The team is working to install their stripped-down OS on a Raspberry Pi computer: “It started with a crazy question,” Groundwater explained. “We wondered, ‘What if we took npm and just said, ‘That is going to be the main package manager for the system. Nothing in between.’”
Groundwater, in his first year of Node Knockout, said the event gives them the chance to share NodeOS with others who are interested in what they’re doing.
“It’s fun, it’s open, and it’s free. You can contribute immediately...and Node.js is the glue to make all that craziness work,” he said. “I’m taking something that was literally made right here and I’m taking it in a brand new direction.”
One team had already set up camp early in one of Joyent’s side rooms, eager to get a jump on their project after traveling 1,700 miles to get here. Team TangoSource, from Colima, Mexico, showed up at 9 a.m. after making the trek to compete. The team of three was devising a plan to build a zombie-themed video game with real-time communication, in which you have the option to either control the zombies or annihilate them.
Narciso Guillen said their game idea was somewhat last-minute, but that’s part of the fun of Node Knockout.
“I started playing around with Node last year, and wanted to come up and compete, meet cool people, and learn a lot,” he said. “Besides that, we’re competing and we’re trying to tell the world that we do know what we’re doing.”
Teammates Juan Alberto Alcaraz Zamudio and Zaida Jeaneth Farmer Medina echoed Guillen’s excitement. Their team and the other hundreds of competitors will have until Sunday night to submit their projects, and will find out who won Node Knockout 2013 the following Sunday.
Pointing out the dozen or so empty Red Bull cans already strewn about their desk, Team TangoSource summed up their game plan in one sentence:
“We’re not planning to sleep tonight.”

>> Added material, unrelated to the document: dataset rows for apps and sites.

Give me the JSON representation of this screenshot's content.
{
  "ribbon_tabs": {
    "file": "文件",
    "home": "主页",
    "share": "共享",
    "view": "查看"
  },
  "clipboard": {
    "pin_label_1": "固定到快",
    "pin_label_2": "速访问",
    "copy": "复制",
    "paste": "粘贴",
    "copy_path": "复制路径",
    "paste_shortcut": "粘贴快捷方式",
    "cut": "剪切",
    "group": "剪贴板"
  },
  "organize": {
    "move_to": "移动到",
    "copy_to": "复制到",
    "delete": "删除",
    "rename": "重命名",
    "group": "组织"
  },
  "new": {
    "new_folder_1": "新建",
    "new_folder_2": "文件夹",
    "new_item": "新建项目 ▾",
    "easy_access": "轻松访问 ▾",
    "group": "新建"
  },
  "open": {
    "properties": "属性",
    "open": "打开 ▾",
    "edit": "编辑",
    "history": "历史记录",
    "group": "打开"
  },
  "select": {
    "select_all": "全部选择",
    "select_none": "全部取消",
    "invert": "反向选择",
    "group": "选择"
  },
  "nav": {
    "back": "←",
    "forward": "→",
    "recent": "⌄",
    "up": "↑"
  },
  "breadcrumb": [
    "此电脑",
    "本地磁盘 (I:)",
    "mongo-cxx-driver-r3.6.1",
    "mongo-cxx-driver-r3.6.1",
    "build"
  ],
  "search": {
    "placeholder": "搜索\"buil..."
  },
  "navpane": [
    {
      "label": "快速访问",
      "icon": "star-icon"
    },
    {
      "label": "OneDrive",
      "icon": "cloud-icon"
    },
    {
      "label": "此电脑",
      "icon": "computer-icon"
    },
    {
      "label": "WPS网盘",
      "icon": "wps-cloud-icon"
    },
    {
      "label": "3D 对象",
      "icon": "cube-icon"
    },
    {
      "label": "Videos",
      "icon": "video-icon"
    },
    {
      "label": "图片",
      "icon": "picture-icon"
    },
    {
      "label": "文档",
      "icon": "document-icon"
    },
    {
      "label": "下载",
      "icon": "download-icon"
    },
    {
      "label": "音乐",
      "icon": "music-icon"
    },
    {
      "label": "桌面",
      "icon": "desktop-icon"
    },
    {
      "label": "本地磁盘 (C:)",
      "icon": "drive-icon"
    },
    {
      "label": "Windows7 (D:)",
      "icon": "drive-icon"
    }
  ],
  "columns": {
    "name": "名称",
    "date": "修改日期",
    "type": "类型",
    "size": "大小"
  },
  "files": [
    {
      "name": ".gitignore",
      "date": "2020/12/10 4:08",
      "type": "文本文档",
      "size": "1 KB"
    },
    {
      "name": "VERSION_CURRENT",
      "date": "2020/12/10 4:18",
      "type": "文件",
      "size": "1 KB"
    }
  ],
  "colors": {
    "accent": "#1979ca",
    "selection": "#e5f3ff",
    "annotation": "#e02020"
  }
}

Congrats to all of the participants for completing the event, and thank you to the Node Knockout team of organizers, sponsors, and volunteers.